- Activity
Using the data beneath, show every line that includes the word "value".

(Excerpts from an interface dataset)
== Segment start ==
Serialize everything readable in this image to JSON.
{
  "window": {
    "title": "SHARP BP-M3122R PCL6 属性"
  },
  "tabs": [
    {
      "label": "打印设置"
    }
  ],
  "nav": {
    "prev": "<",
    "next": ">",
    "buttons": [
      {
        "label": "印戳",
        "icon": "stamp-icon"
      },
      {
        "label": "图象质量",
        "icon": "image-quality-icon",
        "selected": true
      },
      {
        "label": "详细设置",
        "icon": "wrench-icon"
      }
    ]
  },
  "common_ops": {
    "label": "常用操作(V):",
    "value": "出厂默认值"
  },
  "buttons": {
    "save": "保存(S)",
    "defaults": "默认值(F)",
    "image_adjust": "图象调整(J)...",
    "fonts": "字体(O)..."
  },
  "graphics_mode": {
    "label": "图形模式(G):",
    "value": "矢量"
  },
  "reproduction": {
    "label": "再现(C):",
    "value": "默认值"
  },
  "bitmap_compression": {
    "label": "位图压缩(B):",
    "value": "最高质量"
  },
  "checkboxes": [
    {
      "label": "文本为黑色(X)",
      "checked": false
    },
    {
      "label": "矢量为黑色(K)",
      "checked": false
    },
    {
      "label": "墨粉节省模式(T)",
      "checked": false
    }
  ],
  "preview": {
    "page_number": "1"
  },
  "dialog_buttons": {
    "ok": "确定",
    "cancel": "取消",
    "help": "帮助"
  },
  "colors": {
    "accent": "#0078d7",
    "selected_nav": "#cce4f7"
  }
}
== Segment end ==
- Exercise response
    "value": "出厂默认值"
    "value": "矢量"
    "value": "默认值"
    "value": "最高质量"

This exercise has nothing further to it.